I am returning today from another study tour of the Holy Land. Each time I lead a group on a pilgrimage to Israel, I become more convinced that every Christian should visit the homeland of our Savior. The experience turns God’s word from 2-D to 3-D, from black-and-white to color.
To walk on temple steps that Jesus trod, to visit the site of Jesus’ synagogue in Capernaum and stand before the “gates of hell” in Caesarea Philippi, to sing Christmas carols in the cave where our Lord was born, to share the Lord’s Supper while looking over Jerusalem and pray in the Garden of Gethsemane, to stand before Calvary and worship near the Garden Tomb—each time I come I am grateful for this privilege.
And each time, the Lord arranges a new transforming experience for me. This trip, my lifelong memory was created at Yad Vashem, the Holocaust museum in Jerusalem. Reuben Nevo, one of our outstanding tour guides, introduced me to an elderly woman he met in the museum cafeteria at lunch. She told me her story in broken English. She is from Yugoslavia and was taken to Auschwitz at the age of 14. She never saw any member of her family again. She showed me the number tattooed on her arm.
A year and a half later, Soviet troops liberated her camp and saved her life. Now she volunteers each week at Yad Vashem, working to help find the names and stories of Holocaust victims. She came so close to being one, herself.
Next, our group walked to the Children’s Memorial. Of the six million Jews murdered during the Holocaust, one fourth were children. Five candles are lit in the center of the memorial. They reflect on mirrors to create 1.5 million candles all around us. The names and ages of children who perished in the Holocaust are read perpetually. It is always one of my most emotional experiences in Israel. As I walked through the memorial, I thought of the survivor I had just met and the children who perished.

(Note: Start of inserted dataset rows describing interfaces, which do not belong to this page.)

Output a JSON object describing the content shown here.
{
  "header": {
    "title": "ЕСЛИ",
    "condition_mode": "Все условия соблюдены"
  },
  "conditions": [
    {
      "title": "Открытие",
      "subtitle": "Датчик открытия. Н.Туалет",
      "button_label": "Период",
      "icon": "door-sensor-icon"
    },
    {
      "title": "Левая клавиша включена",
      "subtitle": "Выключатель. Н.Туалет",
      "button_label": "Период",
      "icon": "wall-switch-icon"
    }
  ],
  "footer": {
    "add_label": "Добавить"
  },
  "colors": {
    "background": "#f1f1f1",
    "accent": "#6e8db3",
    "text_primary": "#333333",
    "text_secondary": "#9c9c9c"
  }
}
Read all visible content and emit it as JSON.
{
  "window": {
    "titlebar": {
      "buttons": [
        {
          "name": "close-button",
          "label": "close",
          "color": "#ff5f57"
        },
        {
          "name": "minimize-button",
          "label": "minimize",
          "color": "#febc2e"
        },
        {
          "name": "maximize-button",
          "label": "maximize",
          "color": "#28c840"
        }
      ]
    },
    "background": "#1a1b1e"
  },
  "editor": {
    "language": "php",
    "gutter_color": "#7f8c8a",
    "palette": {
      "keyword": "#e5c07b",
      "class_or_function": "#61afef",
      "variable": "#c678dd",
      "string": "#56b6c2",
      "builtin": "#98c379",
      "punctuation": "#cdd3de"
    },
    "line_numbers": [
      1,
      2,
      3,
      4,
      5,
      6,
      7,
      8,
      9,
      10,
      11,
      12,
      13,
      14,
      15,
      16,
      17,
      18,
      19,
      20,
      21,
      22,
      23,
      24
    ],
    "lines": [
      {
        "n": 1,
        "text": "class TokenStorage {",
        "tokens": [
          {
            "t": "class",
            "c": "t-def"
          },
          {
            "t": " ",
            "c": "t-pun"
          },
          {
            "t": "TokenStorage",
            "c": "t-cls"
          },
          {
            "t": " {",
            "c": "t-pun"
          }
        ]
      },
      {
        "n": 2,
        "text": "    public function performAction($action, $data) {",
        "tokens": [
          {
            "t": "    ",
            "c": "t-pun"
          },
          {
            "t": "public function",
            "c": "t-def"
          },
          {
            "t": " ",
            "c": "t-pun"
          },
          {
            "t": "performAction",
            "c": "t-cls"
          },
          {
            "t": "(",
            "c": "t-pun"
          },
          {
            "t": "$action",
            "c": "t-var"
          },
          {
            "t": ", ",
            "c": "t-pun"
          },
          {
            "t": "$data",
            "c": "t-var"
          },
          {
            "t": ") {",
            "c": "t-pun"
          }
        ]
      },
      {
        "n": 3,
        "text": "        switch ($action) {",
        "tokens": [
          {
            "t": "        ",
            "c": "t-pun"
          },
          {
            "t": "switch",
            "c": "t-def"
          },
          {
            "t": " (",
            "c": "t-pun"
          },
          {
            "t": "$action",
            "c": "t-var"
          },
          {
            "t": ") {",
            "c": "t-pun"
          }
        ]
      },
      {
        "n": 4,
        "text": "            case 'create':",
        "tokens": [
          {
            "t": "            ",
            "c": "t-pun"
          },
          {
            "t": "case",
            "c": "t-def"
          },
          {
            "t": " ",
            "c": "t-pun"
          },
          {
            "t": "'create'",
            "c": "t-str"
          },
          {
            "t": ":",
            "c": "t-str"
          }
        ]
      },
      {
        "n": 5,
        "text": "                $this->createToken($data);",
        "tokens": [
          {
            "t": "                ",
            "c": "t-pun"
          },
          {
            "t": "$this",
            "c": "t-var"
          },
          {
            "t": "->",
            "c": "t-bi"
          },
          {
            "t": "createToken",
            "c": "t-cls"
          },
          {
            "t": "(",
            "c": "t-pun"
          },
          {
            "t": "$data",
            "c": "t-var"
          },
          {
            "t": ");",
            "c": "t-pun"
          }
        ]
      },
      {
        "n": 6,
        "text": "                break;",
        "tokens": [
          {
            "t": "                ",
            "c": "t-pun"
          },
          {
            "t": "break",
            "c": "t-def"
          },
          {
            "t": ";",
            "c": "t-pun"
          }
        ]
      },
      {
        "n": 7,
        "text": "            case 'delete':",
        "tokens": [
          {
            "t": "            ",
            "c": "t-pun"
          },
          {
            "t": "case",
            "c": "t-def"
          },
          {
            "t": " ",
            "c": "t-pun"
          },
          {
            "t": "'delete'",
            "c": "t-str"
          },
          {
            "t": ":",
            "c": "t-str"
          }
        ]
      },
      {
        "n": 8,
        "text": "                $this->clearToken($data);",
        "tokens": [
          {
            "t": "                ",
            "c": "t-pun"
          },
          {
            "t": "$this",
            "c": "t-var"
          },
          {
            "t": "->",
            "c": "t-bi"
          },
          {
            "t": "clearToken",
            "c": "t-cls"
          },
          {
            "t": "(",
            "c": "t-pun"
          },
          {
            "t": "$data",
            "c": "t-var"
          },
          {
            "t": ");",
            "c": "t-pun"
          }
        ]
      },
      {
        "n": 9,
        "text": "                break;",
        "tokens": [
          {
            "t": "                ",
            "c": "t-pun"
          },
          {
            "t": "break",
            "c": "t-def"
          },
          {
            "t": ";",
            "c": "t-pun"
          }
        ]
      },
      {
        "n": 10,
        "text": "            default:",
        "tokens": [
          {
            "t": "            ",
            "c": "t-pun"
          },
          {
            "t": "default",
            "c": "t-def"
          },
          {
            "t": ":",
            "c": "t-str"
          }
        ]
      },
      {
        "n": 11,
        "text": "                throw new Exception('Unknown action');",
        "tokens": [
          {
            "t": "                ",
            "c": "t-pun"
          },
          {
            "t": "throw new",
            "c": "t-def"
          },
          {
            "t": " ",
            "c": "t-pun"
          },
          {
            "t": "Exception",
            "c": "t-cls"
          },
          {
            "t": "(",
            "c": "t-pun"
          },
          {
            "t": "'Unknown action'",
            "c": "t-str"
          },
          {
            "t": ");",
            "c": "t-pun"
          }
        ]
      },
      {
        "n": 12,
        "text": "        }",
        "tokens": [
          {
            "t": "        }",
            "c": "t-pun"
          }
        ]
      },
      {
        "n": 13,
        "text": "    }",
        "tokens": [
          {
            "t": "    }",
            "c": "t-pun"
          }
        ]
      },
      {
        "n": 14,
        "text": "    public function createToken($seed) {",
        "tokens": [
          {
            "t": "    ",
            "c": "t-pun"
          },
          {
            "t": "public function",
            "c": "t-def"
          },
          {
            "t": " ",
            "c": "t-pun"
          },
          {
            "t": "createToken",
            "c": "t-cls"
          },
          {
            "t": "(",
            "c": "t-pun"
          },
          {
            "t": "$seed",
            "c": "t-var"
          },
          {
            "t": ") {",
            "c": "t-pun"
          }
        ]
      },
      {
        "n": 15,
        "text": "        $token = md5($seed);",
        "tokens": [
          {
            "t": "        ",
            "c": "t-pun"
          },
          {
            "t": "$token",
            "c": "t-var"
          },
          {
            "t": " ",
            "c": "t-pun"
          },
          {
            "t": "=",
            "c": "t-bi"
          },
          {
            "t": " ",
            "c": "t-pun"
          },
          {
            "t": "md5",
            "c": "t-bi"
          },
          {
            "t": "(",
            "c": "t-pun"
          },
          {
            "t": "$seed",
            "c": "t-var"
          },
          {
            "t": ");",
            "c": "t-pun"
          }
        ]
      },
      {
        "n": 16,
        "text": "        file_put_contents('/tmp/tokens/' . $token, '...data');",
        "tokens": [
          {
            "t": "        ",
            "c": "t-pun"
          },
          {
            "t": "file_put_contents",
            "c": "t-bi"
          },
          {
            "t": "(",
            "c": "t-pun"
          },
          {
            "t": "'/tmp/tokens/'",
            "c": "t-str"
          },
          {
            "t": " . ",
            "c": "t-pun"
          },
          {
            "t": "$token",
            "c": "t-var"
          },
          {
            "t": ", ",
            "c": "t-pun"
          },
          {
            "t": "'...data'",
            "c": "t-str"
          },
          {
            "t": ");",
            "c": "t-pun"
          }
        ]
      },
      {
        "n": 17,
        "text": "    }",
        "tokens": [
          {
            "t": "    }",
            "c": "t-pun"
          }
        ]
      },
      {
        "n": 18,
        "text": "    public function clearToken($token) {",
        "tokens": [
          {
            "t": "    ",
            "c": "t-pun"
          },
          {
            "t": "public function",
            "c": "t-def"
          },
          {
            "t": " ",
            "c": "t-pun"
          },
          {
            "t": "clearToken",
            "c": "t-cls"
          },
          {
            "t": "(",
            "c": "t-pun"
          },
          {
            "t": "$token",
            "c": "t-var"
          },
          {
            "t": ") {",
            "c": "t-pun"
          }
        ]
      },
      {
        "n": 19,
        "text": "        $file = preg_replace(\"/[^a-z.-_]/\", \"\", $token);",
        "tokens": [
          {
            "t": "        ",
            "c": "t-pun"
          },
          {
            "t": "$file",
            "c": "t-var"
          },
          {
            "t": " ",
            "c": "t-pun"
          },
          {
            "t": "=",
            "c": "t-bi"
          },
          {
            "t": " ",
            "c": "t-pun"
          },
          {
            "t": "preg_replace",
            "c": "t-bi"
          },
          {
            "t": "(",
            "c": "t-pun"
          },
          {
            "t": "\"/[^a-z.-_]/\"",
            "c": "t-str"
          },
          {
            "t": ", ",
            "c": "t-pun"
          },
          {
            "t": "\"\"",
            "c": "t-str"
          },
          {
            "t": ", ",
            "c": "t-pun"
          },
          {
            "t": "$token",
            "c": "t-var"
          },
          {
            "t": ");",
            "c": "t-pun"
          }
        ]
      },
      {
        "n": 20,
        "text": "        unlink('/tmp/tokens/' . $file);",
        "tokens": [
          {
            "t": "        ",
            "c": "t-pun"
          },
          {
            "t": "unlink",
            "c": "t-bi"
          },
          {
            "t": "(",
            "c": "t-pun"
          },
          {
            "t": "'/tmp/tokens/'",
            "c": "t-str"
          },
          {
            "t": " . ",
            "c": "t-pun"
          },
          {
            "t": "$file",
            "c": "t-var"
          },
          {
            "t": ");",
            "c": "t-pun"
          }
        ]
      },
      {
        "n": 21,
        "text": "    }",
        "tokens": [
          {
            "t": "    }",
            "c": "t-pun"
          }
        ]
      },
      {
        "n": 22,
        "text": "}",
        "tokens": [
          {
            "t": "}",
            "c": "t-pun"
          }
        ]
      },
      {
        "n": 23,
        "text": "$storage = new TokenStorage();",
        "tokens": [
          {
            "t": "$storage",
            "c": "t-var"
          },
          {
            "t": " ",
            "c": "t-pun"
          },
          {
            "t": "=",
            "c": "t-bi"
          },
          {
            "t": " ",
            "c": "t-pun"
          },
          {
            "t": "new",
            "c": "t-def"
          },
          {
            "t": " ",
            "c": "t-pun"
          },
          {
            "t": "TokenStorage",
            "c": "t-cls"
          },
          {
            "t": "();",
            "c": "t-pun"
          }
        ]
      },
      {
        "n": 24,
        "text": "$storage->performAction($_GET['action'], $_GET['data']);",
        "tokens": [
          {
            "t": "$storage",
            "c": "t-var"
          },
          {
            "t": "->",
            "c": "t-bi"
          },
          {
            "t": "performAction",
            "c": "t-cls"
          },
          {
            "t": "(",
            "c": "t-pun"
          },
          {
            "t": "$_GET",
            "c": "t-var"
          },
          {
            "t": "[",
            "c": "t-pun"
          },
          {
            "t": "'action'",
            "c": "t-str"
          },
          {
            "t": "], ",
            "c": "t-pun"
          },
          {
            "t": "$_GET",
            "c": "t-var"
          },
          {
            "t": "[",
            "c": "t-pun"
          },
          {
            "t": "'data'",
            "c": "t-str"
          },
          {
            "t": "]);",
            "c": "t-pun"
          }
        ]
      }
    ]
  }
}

From the explosion in West, Texas to the Boston Marathon bombings, from floods in the Midwest to the shootings in Seattle, the news continues to prove that life is fragile and tomorrow uncertain. So I’m going to follow the example of the Auschwitz survivor I met at the Holocaust museum. She refuses to allow the pain of her past to limit her purpose in the present and hope for the future.
Paul agreed: “I consider that our present sufferings are not worth comparing with the glory that will be revealed in us” (Romans 8:18). What “present sufferings” would you trust to the hands and hope of God today?